Data to process:

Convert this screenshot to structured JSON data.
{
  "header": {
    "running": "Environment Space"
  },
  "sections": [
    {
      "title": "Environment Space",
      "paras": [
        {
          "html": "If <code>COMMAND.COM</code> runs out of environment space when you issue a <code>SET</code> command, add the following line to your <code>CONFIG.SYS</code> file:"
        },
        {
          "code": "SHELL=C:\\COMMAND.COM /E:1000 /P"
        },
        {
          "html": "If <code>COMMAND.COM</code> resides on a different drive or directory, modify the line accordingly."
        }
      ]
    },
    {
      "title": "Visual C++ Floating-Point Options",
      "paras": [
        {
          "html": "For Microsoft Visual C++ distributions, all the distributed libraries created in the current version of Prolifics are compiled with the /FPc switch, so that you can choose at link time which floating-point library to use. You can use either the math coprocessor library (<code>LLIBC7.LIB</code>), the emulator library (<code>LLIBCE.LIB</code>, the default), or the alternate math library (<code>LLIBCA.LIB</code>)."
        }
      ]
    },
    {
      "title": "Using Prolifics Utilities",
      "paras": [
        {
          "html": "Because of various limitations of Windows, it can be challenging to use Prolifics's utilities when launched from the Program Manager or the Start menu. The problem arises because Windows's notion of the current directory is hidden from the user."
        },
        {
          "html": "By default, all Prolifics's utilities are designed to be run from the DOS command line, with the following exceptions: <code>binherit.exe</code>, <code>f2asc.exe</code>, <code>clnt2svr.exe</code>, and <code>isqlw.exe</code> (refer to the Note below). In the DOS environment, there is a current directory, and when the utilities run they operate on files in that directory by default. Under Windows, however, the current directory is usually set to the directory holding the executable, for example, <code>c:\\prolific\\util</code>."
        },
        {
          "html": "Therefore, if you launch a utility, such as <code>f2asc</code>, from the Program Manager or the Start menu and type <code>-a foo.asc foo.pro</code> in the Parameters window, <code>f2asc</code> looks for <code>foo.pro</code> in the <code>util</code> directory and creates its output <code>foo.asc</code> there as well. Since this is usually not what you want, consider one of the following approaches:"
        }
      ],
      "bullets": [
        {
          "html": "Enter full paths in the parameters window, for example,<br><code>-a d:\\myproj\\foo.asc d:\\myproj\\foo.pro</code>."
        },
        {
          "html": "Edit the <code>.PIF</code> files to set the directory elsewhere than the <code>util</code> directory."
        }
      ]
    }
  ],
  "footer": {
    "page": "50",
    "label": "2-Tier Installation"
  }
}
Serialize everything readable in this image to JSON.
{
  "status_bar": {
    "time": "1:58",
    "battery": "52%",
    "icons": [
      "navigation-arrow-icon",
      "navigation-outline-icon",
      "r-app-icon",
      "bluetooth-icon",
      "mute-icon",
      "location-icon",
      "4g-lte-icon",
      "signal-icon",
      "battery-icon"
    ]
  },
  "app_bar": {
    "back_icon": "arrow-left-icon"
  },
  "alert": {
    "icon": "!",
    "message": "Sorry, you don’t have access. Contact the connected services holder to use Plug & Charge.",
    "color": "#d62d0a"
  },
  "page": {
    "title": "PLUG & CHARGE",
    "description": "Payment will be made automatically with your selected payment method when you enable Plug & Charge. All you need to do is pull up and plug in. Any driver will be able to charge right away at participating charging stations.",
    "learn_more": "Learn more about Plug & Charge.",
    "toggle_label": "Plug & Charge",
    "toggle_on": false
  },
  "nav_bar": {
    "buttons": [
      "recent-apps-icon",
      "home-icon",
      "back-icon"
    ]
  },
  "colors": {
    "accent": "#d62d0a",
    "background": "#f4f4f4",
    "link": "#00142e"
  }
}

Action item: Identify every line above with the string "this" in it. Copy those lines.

Response below:
Convert this screenshot to structured JSON data.
          "html": "Therefore, if you launch a utility, such as <code>f2asc</code>, from the Program Manager or the Start menu and type <code>-a foo.asc foo.pro</code> in the Parameters window, <code>f2asc</code> looks for <code>foo.pro</code> in the <code>util</code> directory and creates its output <code>foo.asc</code> there as well. Since this is usually not what you want, consider one of the following approaches:"
Serialize everything readable in this image to JSON.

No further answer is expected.